Welsh Highland Railway

Finished in 2012 after decades of volunteer effort, this line is the granddaddy of Wales’ narrow-gauge trains. It runs 25 miles from Porthmadog to the city of Caernarfon, best known for its towering castle. The route traverses some of Snowdonia’s most spectacular scenery; you can soak in the views of soaring mountains, churning rivers and spring-green hills dotted with sheep or disembark for a hike and a pint of ale before returning to the train.

The mammoth 1958 Beyer-Garratt locomotive engine weighs more than 60 tons and is powerful enough to pull the long trains up Snowdonia’s steep slopes. The train cars’ interiors feature polished wood with plush chairs and beltlike straps that hold the windows open. A highlight is the view at Aberglaslyn Pass, where stone cliffs plunge into a deep, river-carved valley; it’s been voted Britain’s most scenic vista by members of the National Trust.

Intrepid hikers can get off at Rhyd Ddu to hike up Moun Snowdon, Britain’s highest peak and the training ground for the first climbers to summit Mount Everest in 1953. And be sure to allow time to explore the Romanesque fortress at Caernarfon, one of Wales’ most majestic and commanding citadels, which for centuries guarded the country’s northwest coast. From Caernarfon, you can see the adjacent isle of Anglesey, part-time home to Prince William and Kate Middleton. 

Snowdon Mountain Railway

No visit to Wales is complete without surveying the countryside from the top of Britain’s highest mountain. You can hike to Mount Snowdon’s 3,560-foot summit orrelax and ride up on the Snowdon railway. Open since 1896, this is a popular rail line, so book in advance; otherwise, you may have to wait a couple of hours.

The Snowdon railway has narration describing this land of fairies, giants and kings and the myths that swirl around the mountaintop. The boulders that pock the mountainside were, according to legend, stones flung down by a “giant in a fit of pique.” Don’t miss the waterfall early in the trip. Near the summit, the view unfolds in all directions. On a rare clear day, it’s said you can see Britain’s five kingdoms: Wales, Ireland, Scotland, England and the kingdom of heaven. 

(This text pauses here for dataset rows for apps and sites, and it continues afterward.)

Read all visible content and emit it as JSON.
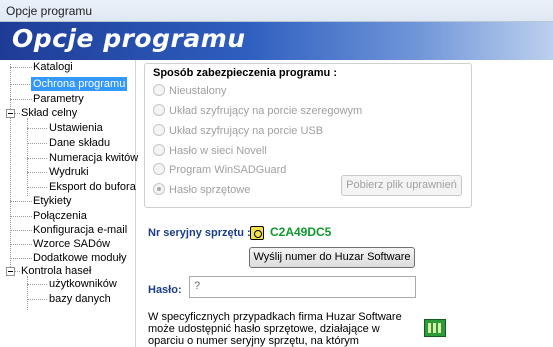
{
  "window": {
    "title": "Opcje programu"
  },
  "banner": {
    "title": "Opcje programu"
  },
  "tree": {
    "items": [
      "Katalogi",
      "Ochrona programu",
      "Parametry",
      "Skład celny",
      "Ustawienia",
      "Dane składu",
      "Numeracja kwitów",
      "Wydruki",
      "Eksport do bufora",
      "Etykiety",
      "Połączenia",
      "Konfiguracja e-mail",
      "Wzorce SADów",
      "Dodatkowe moduły",
      "Kontrola haseł",
      "użytkowników",
      "bazy danych"
    ],
    "selected": "Ochrona programu"
  },
  "protection": {
    "title": "Sposób zabezpieczenia programu :",
    "options": [
      "Nieustalony",
      "Układ szyfrujący na porcie szeregowym",
      "Układ szyfrujący na porcie USB",
      "Hasło w sieci Novell",
      "Program WinSADGuard",
      "Hasło sprzętowe"
    ],
    "selected": "Hasło sprzętowe",
    "download_button": "Pobierz plik uprawnień"
  },
  "serial": {
    "label": "Nr seryjny sprzętu :",
    "value": "C2A49DC5",
    "send_button": "Wyślij numer do Huzar Software"
  },
  "password": {
    "label": "Hasło:",
    "value": "?"
  },
  "info": {
    "text": "W specyficznych przypadkach firma Huzar Software może udostępnić hasło sprzętowe, działające w oparciu o numer seryjny sprzętu, na którym zainstalowano program"
  },
  "icons": {
    "key": "key-icon",
    "network": "network-card-icon"
  },
  "colors": {
    "selection": "#3399ff",
    "label_blue": "#1a3e8c",
    "serial_green": "#0e9a2e",
    "banner": "#1e3c96"
  }
}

To learn about other Welsh trains, visit www.greatlittletrainsofwales.co.uk.